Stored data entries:
*-*-*
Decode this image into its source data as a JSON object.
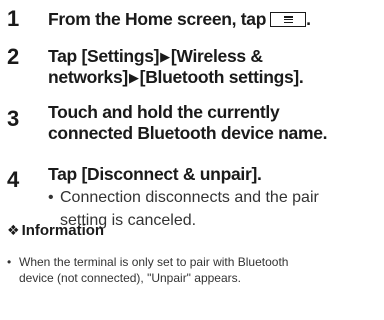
{
  "steps": [
    {
      "number": "1",
      "text_before": "From the Home screen, tap",
      "text_after": ".",
      "icon": "menu-key-icon"
    },
    {
      "number": "2",
      "line1_a": "Tap [Settings]",
      "line1_b": "[Wireless &",
      "line2_a": "networks]",
      "line2_b": "[Bluetooth settings].",
      "separator": "▶"
    },
    {
      "number": "3",
      "line1": "Touch and hold the currently",
      "line2": "connected Bluetooth device name."
    },
    {
      "number": "4",
      "line1": "Tap [Disconnect & unpair].",
      "bullet": "•",
      "note_line1": "Connection disconnects and the pair",
      "note_line2": "setting is canceled."
    }
  ],
  "information": {
    "symbol": "❖",
    "title": "Information",
    "bullet": "•",
    "line1": "When the terminal is only set to pair with Bluetooth",
    "line2": "device (not connected), \"Unpair\" appears."
  }
}
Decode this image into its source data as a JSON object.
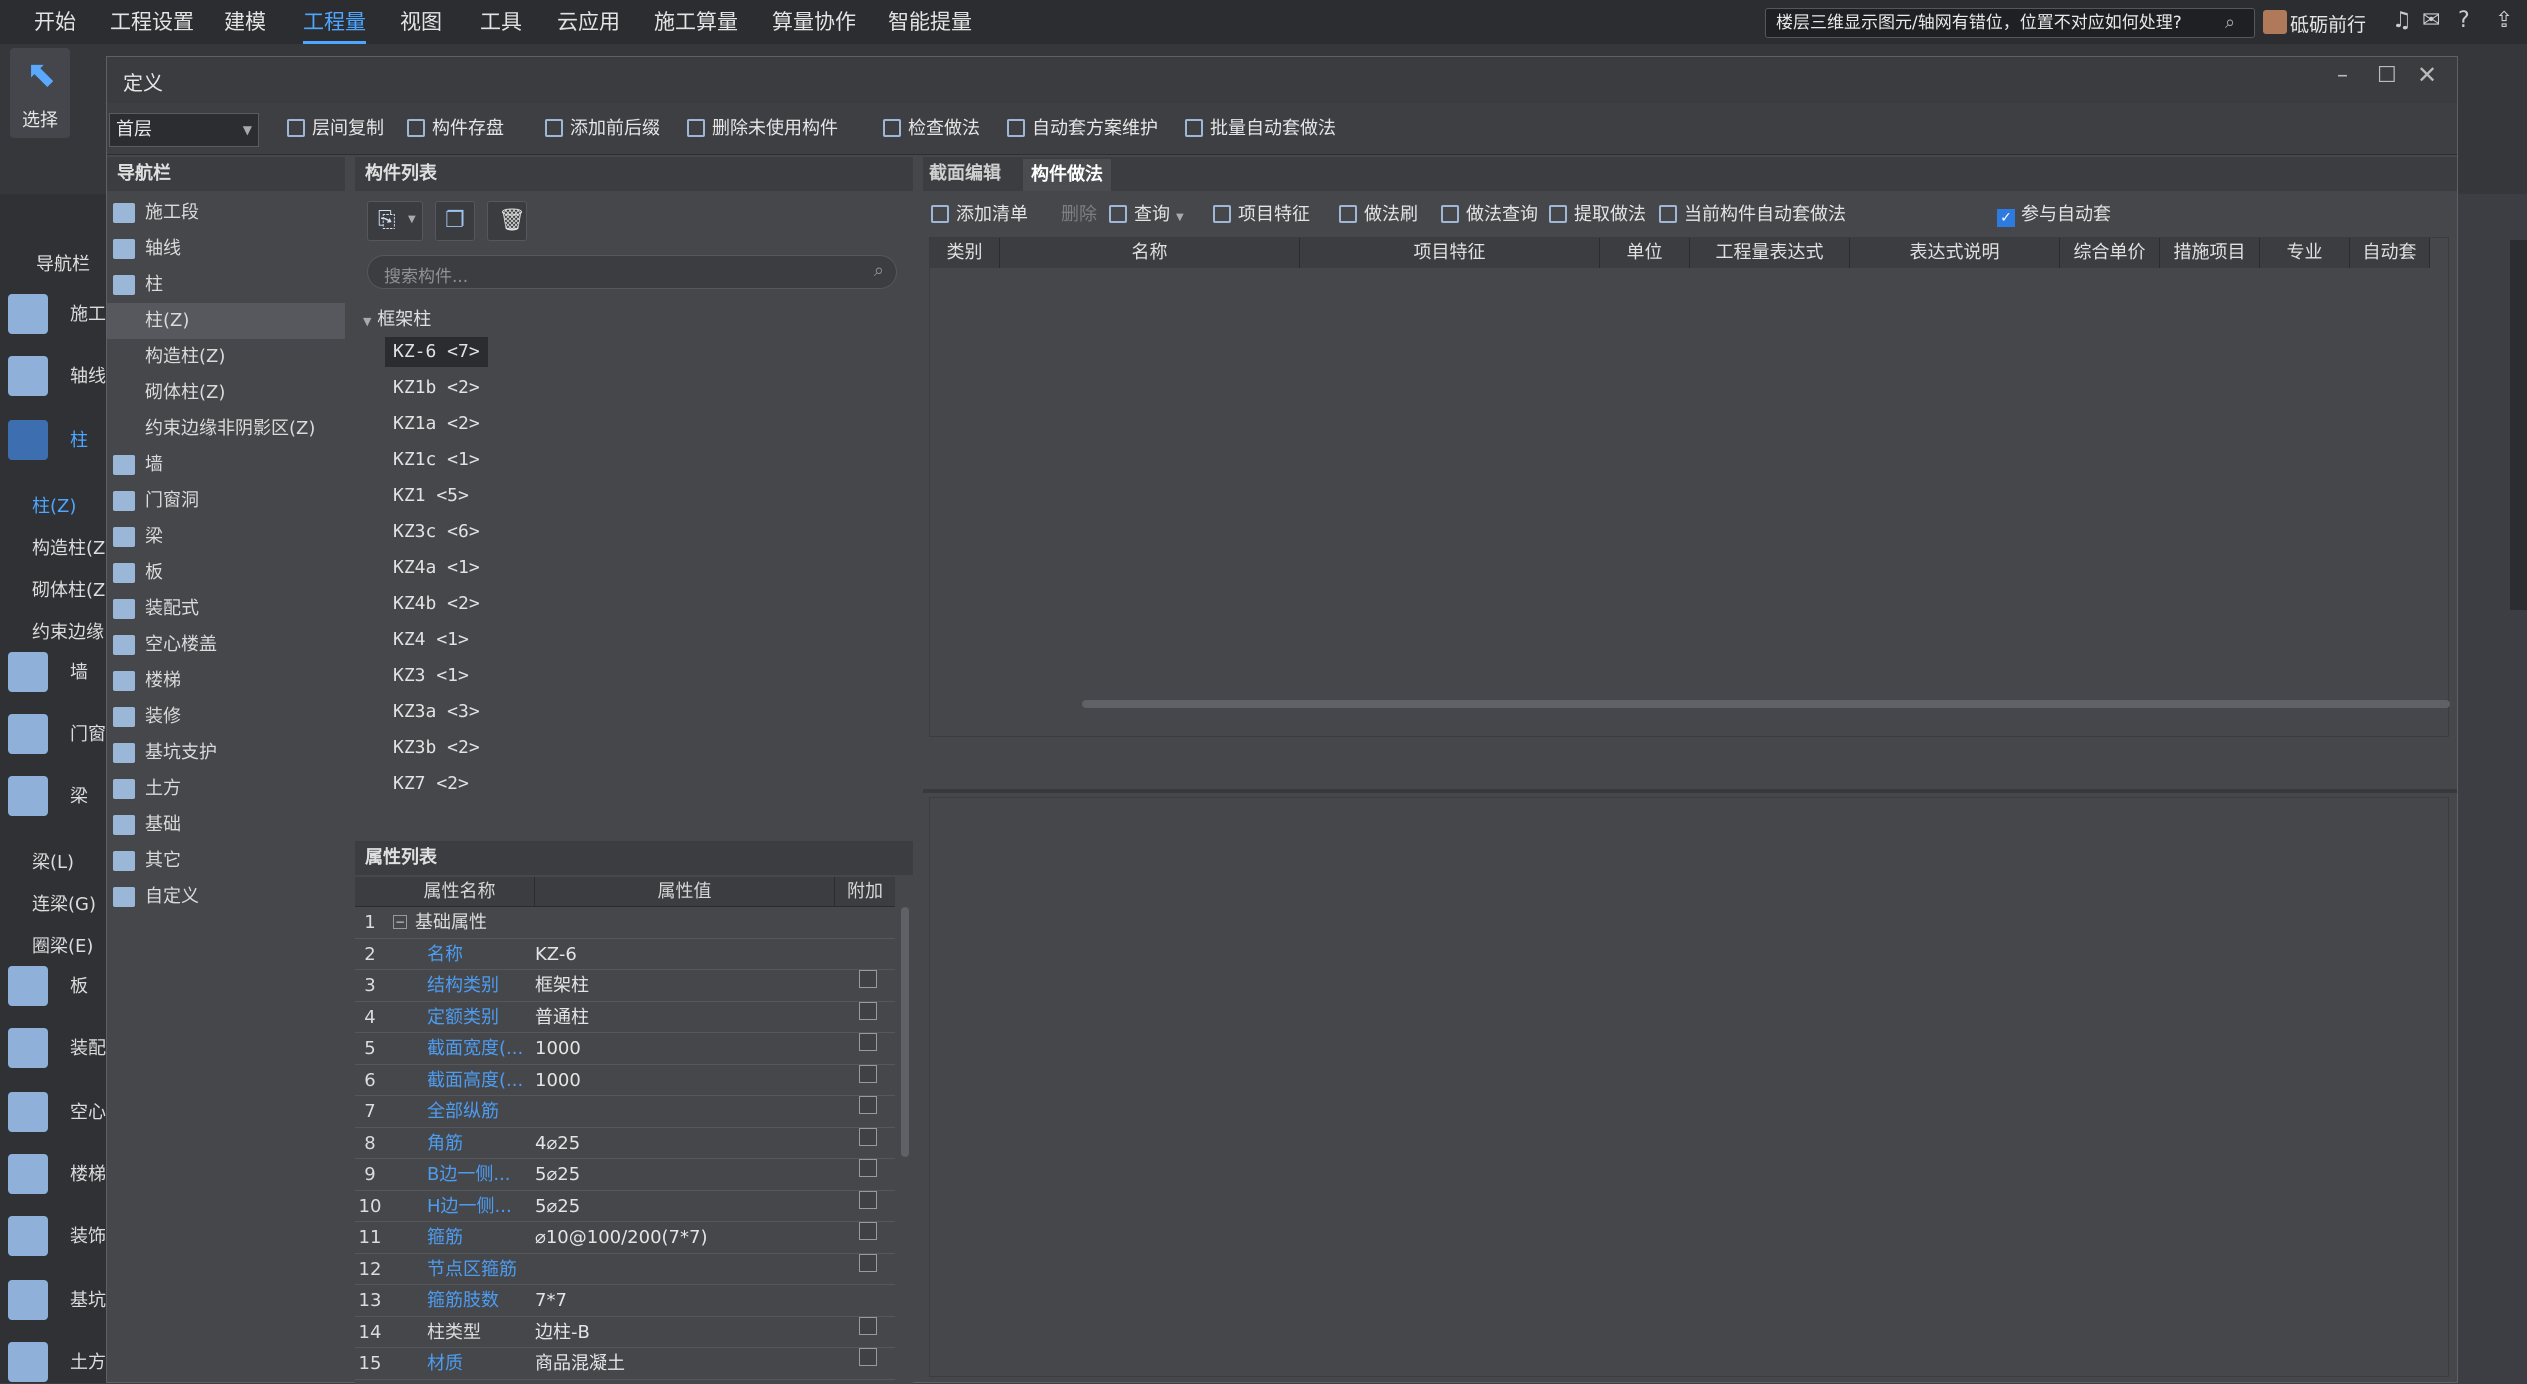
{
  "menu": {
    "items": [
      "开始",
      "工程设置",
      "建模",
      "工程量",
      "视图",
      "工具",
      "云应用",
      "施工算量",
      "算量协作",
      "智能提量"
    ],
    "active": "工程量",
    "help_search": "楼层三维显示图元/轴网有错位，位置不对应如何处理?",
    "user": "砥砺前行",
    "help_label": "?"
  },
  "ribbon": {
    "select_label": "选择"
  },
  "left_sidebar": {
    "floor": "首层",
    "nav_label": "导航栏",
    "items": [
      "施工",
      "轴线",
      "柱",
      "墙",
      "门窗",
      "梁",
      "板",
      "装配",
      "空心",
      "楼梯",
      "装饰",
      "基坑",
      "土方"
    ],
    "column_sub": [
      "柱(Z)",
      "构造柱(Z",
      "砌体柱(Z",
      "约束边缘"
    ],
    "beam_sub": [
      "梁(L)",
      "连梁(G)",
      "圈梁(E)"
    ]
  },
  "dialog": {
    "title": "定义",
    "floor_select": "首层",
    "toolbar": [
      "层间复制",
      "构件存盘",
      "添加前后缀",
      "删除未使用构件",
      "检查做法",
      "自动套方案维护",
      "批量自动套做法"
    ]
  },
  "nav": {
    "title": "导航栏",
    "items": [
      {
        "label": "施工段",
        "sub": false,
        "icon": "construction-section-icon"
      },
      {
        "label": "轴线",
        "sub": false,
        "icon": "axis-icon"
      },
      {
        "label": "柱",
        "sub": false,
        "icon": "column-icon"
      },
      {
        "label": "柱(Z)",
        "sub": true,
        "selected": true
      },
      {
        "label": "构造柱(Z)",
        "sub": true
      },
      {
        "label": "砌体柱(Z)",
        "sub": true
      },
      {
        "label": "约束边缘非阴影区(Z)",
        "sub": true
      },
      {
        "label": "墙",
        "sub": false,
        "icon": "wall-icon"
      },
      {
        "label": "门窗洞",
        "sub": false,
        "icon": "door-window-icon"
      },
      {
        "label": "梁",
        "sub": false,
        "icon": "beam-icon"
      },
      {
        "label": "板",
        "sub": false,
        "icon": "slab-icon"
      },
      {
        "label": "装配式",
        "sub": false,
        "icon": "prefab-icon"
      },
      {
        "label": "空心楼盖",
        "sub": false,
        "icon": "hollow-floor-icon"
      },
      {
        "label": "楼梯",
        "sub": false,
        "icon": "stair-icon"
      },
      {
        "label": "装修",
        "sub": false,
        "icon": "decoration-icon"
      },
      {
        "label": "基坑支护",
        "sub": false,
        "icon": "pit-support-icon"
      },
      {
        "label": "土方",
        "sub": false,
        "icon": "earthwork-icon"
      },
      {
        "label": "基础",
        "sub": false,
        "icon": "foundation-icon"
      },
      {
        "label": "其它",
        "sub": false,
        "icon": "other-icon"
      },
      {
        "label": "自定义",
        "sub": false,
        "icon": "custom-icon"
      }
    ]
  },
  "components": {
    "title": "构件列表",
    "search_placeholder": "搜索构件...",
    "group": "框架柱",
    "items": [
      "KZ-6 <7>",
      "KZ1b <2>",
      "KZ1a <2>",
      "KZ1c <1>",
      "KZ1 <5>",
      "KZ3c <6>",
      "KZ4a <1>",
      "KZ4b <2>",
      "KZ4 <1>",
      "KZ3 <1>",
      "KZ3a <3>",
      "KZ3b <2>",
      "KZ7 <2>"
    ]
  },
  "properties": {
    "title": "属性列表",
    "headers": [
      "属性名称",
      "属性值",
      "附加"
    ],
    "rows": [
      {
        "n": "1",
        "name": "基础属性",
        "value": "",
        "chk": false,
        "group": true
      },
      {
        "n": "2",
        "name": "名称",
        "value": "KZ-6",
        "chk": false
      },
      {
        "n": "3",
        "name": "结构类别",
        "value": "框架柱",
        "chk": true
      },
      {
        "n": "4",
        "name": "定额类别",
        "value": "普通柱",
        "chk": true
      },
      {
        "n": "5",
        "name": "截面宽度(...",
        "value": "1000",
        "chk": true
      },
      {
        "n": "6",
        "name": "截面高度(...",
        "value": "1000",
        "chk": true
      },
      {
        "n": "7",
        "name": "全部纵筋",
        "value": "",
        "chk": true
      },
      {
        "n": "8",
        "name": "角筋",
        "value": "4⌀25",
        "chk": true
      },
      {
        "n": "9",
        "name": "B边一侧...",
        "value": "5⌀25",
        "chk": true
      },
      {
        "n": "10",
        "name": "H边一侧...",
        "value": "5⌀25",
        "chk": true
      },
      {
        "n": "11",
        "name": "箍筋",
        "value": "⌀10@100/200(7*7)",
        "chk": true
      },
      {
        "n": "12",
        "name": "节点区箍筋",
        "value": "",
        "chk": true
      },
      {
        "n": "13",
        "name": "箍筋肢数",
        "value": "7*7",
        "chk": false
      },
      {
        "n": "14",
        "name": "柱类型",
        "value": "边柱-B",
        "chk": true,
        "plain": true
      },
      {
        "n": "15",
        "name": "材质",
        "value": "商品混凝土",
        "chk": true
      }
    ]
  },
  "right": {
    "tabs": [
      "截面编辑",
      "构件做法"
    ],
    "active_tab": "构件做法",
    "toolbar": [
      "添加清单",
      "删除",
      "查询",
      "项目特征",
      "做法刷",
      "做法查询",
      "提取做法",
      "当前构件自动套做法",
      "参与自动套"
    ],
    "auto_checked": true,
    "columns": [
      "类别",
      "名称",
      "项目特征",
      "单位",
      "工程量表达式",
      "表达式说明",
      "综合单价",
      "措施项目",
      "专业",
      "自动套"
    ]
  }
}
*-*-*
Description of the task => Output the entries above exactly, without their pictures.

Task solution =>
Decode this image into its source data as a JSON object.
{
  "steps": [
    {
      "number": "1",
      "text_before": "From the Home screen, tap",
      "text_after": ".",
      "icon": "menu-key-icon"
    },
    {
      "number": "2",
      "line1_a": "Tap [Settings]",
      "line1_b": "[Wireless &",
      "line2_a": "networks]",
      "line2_b": "[Bluetooth settings].",
      "separator": "▶"
    },
    {
      "number": "3",
      "line1": "Touch and hold the currently",
      "line2": "connected Bluetooth device name."
    },
    {
      "number": "4",
      "line1": "Tap [Disconnect & unpair].",
      "bullet": "•",
      "note_line1": "Connection disconnects and the pair",
      "note_line2": "setting is canceled."
    }
  ],
  "information": {
    "symbol": "❖",
    "title": "Information",
    "bullet": "•",
    "line1": "When the terminal is only set to pair with Bluetooth",
    "line2": "device (not connected), \"Unpair\" appears."
  }
}
Decode this image into its source data as a JSON object.
{
  "menu": {
    "items": [
      "开始",
      "工程设置",
      "建模",
      "工程量",
      "视图",
      "工具",
      "云应用",
      "施工算量",
      "算量协作",
      "智能提量"
    ],
    "active": "工程量",
    "help_search": "楼层三维显示图元/轴网有错位，位置不对应如何处理?",
    "user": "砥砺前行",
    "help_label": "?"
  },
  "ribbon": {
    "select_label": "选择"
  },
  "left_sidebar": {
    "floor": "首层",
    "nav_label": "导航栏",
    "items": [
      "施工",
      "轴线",
      "柱",
      "墙",
      "门窗",
      "梁",
      "板",
      "装配",
      "空心",
      "楼梯",
      "装饰",
      "基坑",
      "土方"
    ],
    "column_sub": [
      "柱(Z)",
      "构造柱(Z",
      "砌体柱(Z",
      "约束边缘"
    ],
    "beam_sub": [
      "梁(L)",
      "连梁(G)",
      "圈梁(E)"
    ]
  },
  "dialog": {
    "title": "定义",
    "floor_select": "首层",
    "toolbar": [
      "层间复制",
      "构件存盘",
      "添加前后缀",
      "删除未使用构件",
      "检查做法",
      "自动套方案维护",
      "批量自动套做法"
    ]
  },
  "nav": {
    "title": "导航栏",
    "items": [
      {
        "label": "施工段",
        "sub": false,
        "icon": "construction-section-icon"
      },
      {
        "label": "轴线",
        "sub": false,
        "icon": "axis-icon"
      },
      {
        "label": "柱",
        "sub": false,
        "icon": "column-icon"
      },
      {
        "label": "柱(Z)",
        "sub": true,
        "selected": true
      },
      {
        "label": "构造柱(Z)",
        "sub": true
      },
      {
        "label": "砌体柱(Z)",
        "sub": true
      },
      {
        "label": "约束边缘非阴影区(Z)",
        "sub": true
      },
      {
        "label": "墙",
        "sub": false,
        "icon": "wall-icon"
      },
      {
        "label": "门窗洞",
        "sub": false,
        "icon": "door-window-icon"
      },
      {
        "label": "梁",
        "sub": false,
        "icon": "beam-icon"
      },
      {
        "label": "板",
        "sub": false,
        "icon": "slab-icon"
      },
      {
        "label": "装配式",
        "sub": false,
        "icon": "prefab-icon"
      },
      {
        "label": "空心楼盖",
        "sub": false,
        "icon": "hollow-floor-icon"
      },
      {
        "label": "楼梯",
        "sub": false,
        "icon": "stair-icon"
      },
      {
        "label": "装修",
        "sub": false,
        "icon": "decoration-icon"
      },
      {
        "label": "基坑支护",
        "sub": false,
        "icon": "pit-support-icon"
      },
      {
        "label": "土方",
        "sub": false,
        "icon": "earthwork-icon"
      },
      {
        "label": "基础",
        "sub": false,
        "icon": "foundation-icon"
      },
      {
        "label": "其它",
        "sub": false,
        "icon": "other-icon"
      },
      {
        "label": "自定义",
        "sub": false,
        "icon": "custom-icon"
      }
    ]
  },
  "components": {
    "title": "构件列表",
    "search_placeholder": "搜索构件...",
    "group": "框架柱",
    "items": [
      "KZ-6 <7>",
      "KZ1b <2>",
      "KZ1a <2>",
      "KZ1c <1>",
      "KZ1 <5>",
      "KZ3c <6>",
      "KZ4a <1>",
      "KZ4b <2>",
      "KZ4 <1>",
      "KZ3 <1>",
      "KZ3a <3>",
      "KZ3b <2>",
      "KZ7 <2>"
    ]
  },
  "properties": {
    "title": "属性列表",
    "headers": [
      "属性名称",
      "属性值",
      "附加"
    ],
    "rows": [
      {
        "n": "1",
        "name": "基础属性",
        "value": "",
        "chk": false,
        "group": true
      },
      {
        "n": "2",
        "name": "名称",
        "value": "KZ-6",
        "chk": false
      },
      {
        "n": "3",
        "name": "结构类别",
        "value": "框架柱",
        "chk": true
      },
      {
        "n": "4",
        "name": "定额类别",
        "value": "普通柱",
        "chk": true
      },
      {
        "n": "5",
        "name": "截面宽度(...",
        "value": "1000",
        "chk": true
      },
      {
        "n": "6",
        "name": "截面高度(...",
        "value": "1000",
        "chk": true
      },
      {
        "n": "7",
        "name": "全部纵筋",
        "value": "",
        "chk": true
      },
      {
        "n": "8",
        "name": "角筋",
        "value": "4⌀25",
        "chk": true
      },
      {
        "n": "9",
        "name": "B边一侧...",
        "value": "5⌀25",
        "chk": true
      },
      {
        "n": "10",
        "name": "H边一侧...",
        "value": "5⌀25",
        "chk": true
      },
      {
        "n": "11",
        "name": "箍筋",
        "value": "⌀10@100/200(7*7)",
        "chk": true
      },
      {
        "n": "12",
        "name": "节点区箍筋",
        "value": "",
        "chk": true
      },
      {
        "n": "13",
        "name": "箍筋肢数",
        "value": "7*7",
        "chk": false
      },
      {
        "n": "14",
        "name": "柱类型",
        "value": "边柱-B",
        "chk": true,
        "plain": true
      },
      {
        "n": "15",
        "name": "材质",
        "value": "商品混凝土",
        "chk": true
      }
    ]
  },
  "right": {
    "tabs": [
      "截面编辑",
      "构件做法"
    ],
    "active_tab": "构件做法",
    "toolbar": [
      "添加清单",
      "删除",
      "查询",
      "项目特征",
      "做法刷",
      "做法查询",
      "提取做法",
      "当前构件自动套做法",
      "参与自动套"
    ],
    "auto_checked": true,
    "columns": [
      "类别",
      "名称",
      "项目特征",
      "单位",
      "工程量表达式",
      "表达式说明",
      "综合单价",
      "措施项目",
      "专业",
      "自动套"
    ]
  }
}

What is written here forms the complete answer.